Notorious terrorist 'Jihadi John' may have been killed in drone strike
The UK has been working "hand in glove" with the US on tracking down the British IS militant known as Jihadi John, Downing Street said after he was targeted by a US air strike.
The Pentagon said it was assessing whether Mohammed Emwazi was killed by the operation in the militants' stronghold of Raqqa in Syria.
Prime Minister David Cameron is to make a statement later today.
"We have been working hand in glove with the Americans to defeat Isil and to hunt down those murdering hostages," a Number 10 spokeswoman said.
"The Prime Minister has said before that tracking down these brutal murderers was a top priority."
Emwazi came to notoriety in a video in August 2014 which showed the beheading of US journalist James Foley.
He also appeared in videos showing the killings of UK hostages Alan Henning and David Haines, American journalist Steven Sotloff, aid worker Abdul-Rahman Kassig and Japanese journalists Kenji Goto and Haruna Yukawa shortly before they were killed.
A US official told the Associated Press that a drone had been used to carry out the attack on a vehicle in Raqqa which was believed to be carrying Emwazi.
Pentagon press secretary Peter Cook said: "US forces conducted an air strike in Raqqa, Syria, on November 12 2015 targeting Mohamed Emwazi, also known as 'Jihadi John'.

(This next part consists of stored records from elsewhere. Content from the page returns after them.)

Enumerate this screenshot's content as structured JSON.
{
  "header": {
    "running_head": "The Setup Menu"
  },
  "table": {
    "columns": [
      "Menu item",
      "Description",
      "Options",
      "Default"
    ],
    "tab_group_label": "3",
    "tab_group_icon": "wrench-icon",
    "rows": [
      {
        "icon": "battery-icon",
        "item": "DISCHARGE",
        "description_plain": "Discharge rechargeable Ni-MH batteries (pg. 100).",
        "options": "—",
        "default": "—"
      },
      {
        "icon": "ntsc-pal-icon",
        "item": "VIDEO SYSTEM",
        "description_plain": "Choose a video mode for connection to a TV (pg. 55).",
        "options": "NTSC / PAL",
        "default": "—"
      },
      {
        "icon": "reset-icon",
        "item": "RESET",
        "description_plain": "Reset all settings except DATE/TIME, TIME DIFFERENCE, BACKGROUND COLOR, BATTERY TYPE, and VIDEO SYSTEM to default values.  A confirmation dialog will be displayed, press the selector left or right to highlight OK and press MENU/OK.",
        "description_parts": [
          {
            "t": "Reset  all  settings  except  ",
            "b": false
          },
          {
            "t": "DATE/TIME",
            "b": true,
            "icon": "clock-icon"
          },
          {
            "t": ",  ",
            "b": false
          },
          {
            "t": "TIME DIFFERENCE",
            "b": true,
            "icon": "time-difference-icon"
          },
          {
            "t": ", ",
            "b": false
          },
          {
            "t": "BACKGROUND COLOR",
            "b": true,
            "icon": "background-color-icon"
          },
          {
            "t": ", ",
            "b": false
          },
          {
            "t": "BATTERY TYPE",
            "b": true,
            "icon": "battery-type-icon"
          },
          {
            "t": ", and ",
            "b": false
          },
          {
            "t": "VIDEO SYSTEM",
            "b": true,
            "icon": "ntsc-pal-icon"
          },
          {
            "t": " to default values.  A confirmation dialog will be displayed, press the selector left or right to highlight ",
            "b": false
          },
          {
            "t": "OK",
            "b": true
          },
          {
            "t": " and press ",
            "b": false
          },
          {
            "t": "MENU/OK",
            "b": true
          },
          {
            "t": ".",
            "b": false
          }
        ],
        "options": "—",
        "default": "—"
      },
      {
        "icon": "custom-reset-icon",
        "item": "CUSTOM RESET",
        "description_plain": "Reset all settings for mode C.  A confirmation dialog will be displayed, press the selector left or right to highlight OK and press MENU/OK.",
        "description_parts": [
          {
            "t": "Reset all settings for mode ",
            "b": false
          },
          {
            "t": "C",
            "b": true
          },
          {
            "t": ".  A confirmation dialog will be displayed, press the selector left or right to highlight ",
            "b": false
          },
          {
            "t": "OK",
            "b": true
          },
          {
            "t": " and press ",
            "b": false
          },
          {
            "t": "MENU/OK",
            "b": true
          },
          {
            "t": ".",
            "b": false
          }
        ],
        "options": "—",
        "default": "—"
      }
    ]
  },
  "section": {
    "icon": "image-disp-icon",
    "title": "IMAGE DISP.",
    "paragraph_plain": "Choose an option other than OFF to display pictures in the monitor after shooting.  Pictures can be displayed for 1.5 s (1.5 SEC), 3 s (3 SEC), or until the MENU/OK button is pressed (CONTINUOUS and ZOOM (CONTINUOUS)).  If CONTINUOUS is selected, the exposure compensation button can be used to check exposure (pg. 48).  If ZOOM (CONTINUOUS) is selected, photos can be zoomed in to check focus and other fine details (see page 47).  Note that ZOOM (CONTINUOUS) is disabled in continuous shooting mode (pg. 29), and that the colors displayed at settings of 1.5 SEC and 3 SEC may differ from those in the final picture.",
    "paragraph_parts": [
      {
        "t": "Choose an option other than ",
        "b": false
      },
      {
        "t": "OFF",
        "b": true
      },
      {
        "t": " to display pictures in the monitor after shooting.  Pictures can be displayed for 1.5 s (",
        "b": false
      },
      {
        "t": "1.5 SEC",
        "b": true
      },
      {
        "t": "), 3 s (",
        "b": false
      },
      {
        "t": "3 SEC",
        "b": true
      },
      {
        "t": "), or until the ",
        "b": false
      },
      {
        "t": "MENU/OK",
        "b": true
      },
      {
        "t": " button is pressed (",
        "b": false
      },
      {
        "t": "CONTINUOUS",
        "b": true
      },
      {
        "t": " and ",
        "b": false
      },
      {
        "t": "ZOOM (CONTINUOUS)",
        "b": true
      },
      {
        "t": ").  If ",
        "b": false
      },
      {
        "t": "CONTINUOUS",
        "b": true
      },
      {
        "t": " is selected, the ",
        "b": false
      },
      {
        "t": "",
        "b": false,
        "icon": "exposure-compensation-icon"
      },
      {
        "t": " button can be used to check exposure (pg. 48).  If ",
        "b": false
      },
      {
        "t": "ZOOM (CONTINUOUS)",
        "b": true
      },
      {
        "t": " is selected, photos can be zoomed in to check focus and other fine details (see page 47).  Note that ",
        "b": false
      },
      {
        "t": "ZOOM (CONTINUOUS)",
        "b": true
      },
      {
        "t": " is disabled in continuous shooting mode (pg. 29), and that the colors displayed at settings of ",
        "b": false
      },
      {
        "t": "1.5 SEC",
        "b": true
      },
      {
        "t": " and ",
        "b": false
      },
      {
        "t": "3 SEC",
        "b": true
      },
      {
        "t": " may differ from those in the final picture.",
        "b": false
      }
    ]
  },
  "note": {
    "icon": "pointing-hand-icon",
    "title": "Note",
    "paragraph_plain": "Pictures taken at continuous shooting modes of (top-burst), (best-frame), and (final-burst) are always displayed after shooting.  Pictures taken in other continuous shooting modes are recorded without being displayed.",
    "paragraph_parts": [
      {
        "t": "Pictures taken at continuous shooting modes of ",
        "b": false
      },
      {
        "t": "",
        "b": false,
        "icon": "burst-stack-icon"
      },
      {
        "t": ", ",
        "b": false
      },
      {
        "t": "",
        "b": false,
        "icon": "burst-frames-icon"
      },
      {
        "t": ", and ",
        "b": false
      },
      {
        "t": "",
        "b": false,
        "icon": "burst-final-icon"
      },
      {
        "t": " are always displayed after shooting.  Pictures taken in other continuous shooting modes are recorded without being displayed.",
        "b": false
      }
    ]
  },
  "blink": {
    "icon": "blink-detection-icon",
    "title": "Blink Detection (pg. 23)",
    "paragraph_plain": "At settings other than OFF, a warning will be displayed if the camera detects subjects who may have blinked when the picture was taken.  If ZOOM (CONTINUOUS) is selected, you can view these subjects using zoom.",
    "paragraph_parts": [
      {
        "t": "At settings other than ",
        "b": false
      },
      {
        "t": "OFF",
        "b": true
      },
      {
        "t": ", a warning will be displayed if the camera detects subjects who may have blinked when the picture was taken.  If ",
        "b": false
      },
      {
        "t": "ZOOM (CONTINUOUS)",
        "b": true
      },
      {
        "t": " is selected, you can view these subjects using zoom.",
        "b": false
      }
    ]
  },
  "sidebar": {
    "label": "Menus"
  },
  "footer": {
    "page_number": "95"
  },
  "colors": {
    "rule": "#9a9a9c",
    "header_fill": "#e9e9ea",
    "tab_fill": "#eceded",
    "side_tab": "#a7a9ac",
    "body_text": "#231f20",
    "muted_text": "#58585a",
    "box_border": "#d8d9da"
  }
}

"We are assessing the results of tonight's operation and will provide additional information as and where appropriate."
Mr Haines, an aid worker from Scotland, was executed in September last year, having been held captive for 18 months.
His daughter, Bethany, later said she felt the families of Emwazi's victims would only feel closure "once there's a bullet between (his) eyes".
A video released a month later showed 47-year-old Salford taxi driver Mr Henning appearing to be beheaded.
His daughter, Lucy, said she found out he had been killed when she saw an image posted on social media site Instagram.
Emwazi appeared in the videos dressed in black with only his eves visible, and spoke with a British accent as he went on anti-Western rants to the camera while wielding a knife.
It was not until February this year that the jihadist was unmasked as Kuwaiti-born Emwazi, who had lived in the UK since the age of six.
It emerged that Emwazi had been known to British intelligence services, but managed to travel to Syria in 2013.
In September, it was announced that two British nationals fighting with IS in Syria had been killed in an RAF drone strike.
Reyaad Khan, from Cardiff, who was said to present a "clear and present danger", was the target and died alongside fellow jihadi Ruhul Amin.
A third Briton, Junaid Hussain, who was said to be plotting with Khan, was killed three days later by a US drone.
The operation is being investigated by the Intelligence and Security Committee (ISC) which oversees the work of MI5, MI6 and GCHQ, after concerns were raised about its legal basis.